But perhaps the most important issue of interest in the region is the possibility and potential of Catholic/Christian relations with Muslims. Pope Benedict caused a rift in relations with a statement in 2006 in which he quoted an anti-Muslim thinker’s statement on Islam.
The head of Islam’s leading higher educational institute, Al-Azhar, was quick to welcome the new Pope Francis and has called for change. “We are hoping for better relations with the Vatican after the election of the new pope,” said Mahmud Azab, an adviser to Ahmed al-Tayyeb, grand imam of Al-Azhar.
Arab Christians, while dwindling in numbers, are still an important influential group on Arab nationalism and intellectualism. Christians in areas such as Lebanon, Iraq and Palestine will be looking closely as to what the Catholic Church under Pope Francis will say and do in order to stem the migration epidemic and to encourage remaining Christians to stay in their countries.
Palestinian Christian leaders have been insisting that the emigration problem is turning holy sites and churches into dead rather than living stones. The need to encourage and empower this dwindling group is much bigger than their percentages in society.
Daoud Kuttab is a contributing writer for Al-Monitor‘s Palestine Pulse. A Palestinian journalist and media activist, he is a former Ferris Professor of journalism at Princeton University and is currently the director general of Community Media Network, a not-for-profit organization dedicated to advancing independent media in the Arab region.
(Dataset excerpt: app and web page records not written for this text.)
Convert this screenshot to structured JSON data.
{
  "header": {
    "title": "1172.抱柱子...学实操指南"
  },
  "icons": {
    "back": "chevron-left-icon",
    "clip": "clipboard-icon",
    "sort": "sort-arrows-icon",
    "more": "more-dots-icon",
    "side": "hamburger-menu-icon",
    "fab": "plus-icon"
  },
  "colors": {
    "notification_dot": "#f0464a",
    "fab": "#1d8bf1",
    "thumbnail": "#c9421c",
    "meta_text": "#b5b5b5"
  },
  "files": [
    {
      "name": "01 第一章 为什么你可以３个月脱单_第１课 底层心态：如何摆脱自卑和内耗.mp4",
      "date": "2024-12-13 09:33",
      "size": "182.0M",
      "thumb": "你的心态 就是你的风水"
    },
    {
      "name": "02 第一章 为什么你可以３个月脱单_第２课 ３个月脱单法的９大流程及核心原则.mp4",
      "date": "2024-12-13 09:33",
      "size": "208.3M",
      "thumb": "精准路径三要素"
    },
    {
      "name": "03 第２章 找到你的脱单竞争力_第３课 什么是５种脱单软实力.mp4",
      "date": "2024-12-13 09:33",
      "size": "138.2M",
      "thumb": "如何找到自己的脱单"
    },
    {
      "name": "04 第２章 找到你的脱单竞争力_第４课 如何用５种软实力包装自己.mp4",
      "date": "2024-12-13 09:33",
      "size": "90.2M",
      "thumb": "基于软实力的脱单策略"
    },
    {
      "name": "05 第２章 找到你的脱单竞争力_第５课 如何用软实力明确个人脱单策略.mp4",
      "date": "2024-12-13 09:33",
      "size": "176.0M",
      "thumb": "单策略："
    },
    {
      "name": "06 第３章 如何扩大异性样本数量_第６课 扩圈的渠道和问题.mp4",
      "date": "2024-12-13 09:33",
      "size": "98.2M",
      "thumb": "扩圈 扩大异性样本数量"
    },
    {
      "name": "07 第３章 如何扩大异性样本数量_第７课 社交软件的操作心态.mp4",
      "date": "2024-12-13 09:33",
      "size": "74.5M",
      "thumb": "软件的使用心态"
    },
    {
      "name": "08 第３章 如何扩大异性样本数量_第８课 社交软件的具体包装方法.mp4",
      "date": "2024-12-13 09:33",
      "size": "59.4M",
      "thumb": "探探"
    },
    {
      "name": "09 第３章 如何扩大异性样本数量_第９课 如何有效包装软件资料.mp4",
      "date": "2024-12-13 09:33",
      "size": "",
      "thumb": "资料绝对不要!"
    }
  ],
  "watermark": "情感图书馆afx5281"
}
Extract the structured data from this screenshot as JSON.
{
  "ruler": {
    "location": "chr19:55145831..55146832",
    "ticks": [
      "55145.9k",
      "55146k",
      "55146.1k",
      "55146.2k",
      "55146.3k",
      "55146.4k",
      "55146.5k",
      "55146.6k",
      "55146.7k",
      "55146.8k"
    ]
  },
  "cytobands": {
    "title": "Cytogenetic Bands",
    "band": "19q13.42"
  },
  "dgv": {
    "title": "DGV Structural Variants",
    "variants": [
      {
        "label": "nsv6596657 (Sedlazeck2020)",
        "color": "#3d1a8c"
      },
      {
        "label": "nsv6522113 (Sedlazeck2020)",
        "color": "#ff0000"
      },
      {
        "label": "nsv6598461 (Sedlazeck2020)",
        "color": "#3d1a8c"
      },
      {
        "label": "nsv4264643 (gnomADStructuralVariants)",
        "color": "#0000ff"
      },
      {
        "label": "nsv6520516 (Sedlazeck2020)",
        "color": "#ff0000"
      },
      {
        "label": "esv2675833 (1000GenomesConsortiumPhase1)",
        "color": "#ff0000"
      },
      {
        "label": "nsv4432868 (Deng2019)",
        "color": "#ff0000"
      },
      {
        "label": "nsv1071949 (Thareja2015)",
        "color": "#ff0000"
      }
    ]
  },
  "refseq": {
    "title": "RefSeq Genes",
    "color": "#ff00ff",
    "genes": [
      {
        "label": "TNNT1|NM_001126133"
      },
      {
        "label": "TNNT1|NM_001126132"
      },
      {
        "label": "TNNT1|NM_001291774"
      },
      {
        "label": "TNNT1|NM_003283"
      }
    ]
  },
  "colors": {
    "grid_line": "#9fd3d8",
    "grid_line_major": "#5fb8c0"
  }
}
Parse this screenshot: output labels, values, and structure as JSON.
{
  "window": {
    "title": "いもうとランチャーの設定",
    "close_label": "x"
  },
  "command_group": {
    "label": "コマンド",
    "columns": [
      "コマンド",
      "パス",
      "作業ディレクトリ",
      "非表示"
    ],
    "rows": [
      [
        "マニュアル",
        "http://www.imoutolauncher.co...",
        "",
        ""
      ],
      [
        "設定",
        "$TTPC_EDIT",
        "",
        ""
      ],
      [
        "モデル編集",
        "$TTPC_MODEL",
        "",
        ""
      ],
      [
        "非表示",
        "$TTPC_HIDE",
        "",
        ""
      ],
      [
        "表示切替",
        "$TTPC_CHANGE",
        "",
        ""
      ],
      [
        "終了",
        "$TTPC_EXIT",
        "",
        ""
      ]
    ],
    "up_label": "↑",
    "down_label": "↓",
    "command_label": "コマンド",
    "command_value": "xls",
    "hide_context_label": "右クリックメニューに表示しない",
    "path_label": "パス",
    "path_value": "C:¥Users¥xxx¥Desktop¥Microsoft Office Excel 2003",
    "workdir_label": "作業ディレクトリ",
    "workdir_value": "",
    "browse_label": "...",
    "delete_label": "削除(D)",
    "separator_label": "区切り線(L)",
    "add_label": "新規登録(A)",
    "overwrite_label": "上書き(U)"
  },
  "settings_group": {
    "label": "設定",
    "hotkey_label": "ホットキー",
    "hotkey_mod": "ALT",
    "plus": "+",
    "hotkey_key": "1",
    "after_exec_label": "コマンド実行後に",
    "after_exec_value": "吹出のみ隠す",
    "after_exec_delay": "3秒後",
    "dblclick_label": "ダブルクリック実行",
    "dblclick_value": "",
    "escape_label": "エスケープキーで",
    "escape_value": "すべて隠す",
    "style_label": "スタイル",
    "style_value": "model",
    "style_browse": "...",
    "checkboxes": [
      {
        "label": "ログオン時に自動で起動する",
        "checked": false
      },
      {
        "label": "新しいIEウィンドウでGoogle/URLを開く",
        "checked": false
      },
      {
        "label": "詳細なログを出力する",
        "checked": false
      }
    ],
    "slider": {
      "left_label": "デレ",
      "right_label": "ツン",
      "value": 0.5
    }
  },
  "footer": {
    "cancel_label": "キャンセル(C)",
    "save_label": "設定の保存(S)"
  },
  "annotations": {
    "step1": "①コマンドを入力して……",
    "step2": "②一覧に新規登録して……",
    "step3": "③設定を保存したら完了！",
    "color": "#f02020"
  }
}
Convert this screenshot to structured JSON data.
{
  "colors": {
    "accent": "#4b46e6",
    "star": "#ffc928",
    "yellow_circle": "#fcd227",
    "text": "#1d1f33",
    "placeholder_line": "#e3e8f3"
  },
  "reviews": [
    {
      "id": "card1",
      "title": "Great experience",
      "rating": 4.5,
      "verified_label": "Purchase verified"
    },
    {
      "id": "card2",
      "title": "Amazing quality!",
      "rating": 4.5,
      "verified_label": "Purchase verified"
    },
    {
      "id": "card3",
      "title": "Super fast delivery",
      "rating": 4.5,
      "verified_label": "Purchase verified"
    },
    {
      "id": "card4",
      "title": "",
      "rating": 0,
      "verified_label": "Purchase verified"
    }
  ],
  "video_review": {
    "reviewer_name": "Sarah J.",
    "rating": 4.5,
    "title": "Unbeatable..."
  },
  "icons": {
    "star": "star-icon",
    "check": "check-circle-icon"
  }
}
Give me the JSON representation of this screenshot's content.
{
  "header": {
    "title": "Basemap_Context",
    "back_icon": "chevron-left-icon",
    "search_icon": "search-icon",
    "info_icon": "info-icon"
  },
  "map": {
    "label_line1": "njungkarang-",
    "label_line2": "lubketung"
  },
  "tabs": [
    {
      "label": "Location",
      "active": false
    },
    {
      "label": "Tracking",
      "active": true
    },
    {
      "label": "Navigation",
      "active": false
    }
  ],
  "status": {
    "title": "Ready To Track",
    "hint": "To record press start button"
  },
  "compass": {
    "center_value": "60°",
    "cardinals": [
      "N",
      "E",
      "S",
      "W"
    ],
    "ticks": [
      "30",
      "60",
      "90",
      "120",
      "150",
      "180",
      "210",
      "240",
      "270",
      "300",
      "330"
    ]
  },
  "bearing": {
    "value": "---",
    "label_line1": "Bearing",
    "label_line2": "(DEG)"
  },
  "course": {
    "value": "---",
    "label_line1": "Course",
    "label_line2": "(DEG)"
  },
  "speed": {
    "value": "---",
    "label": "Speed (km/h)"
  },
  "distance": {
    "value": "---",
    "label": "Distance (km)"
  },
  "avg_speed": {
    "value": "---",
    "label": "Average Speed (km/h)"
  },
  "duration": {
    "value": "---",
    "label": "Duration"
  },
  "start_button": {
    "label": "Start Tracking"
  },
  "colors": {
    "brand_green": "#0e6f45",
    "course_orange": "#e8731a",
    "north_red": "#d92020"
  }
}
Active in media-freedom efforts in the Middle East, Kuttab is a columnist for The Jordan Times, The Jerusalem Post and The Daily Star in Lebanon, and has co-produced a number of award-winning documentaries and children’s television programs.
Read more: www.al-monitor.com…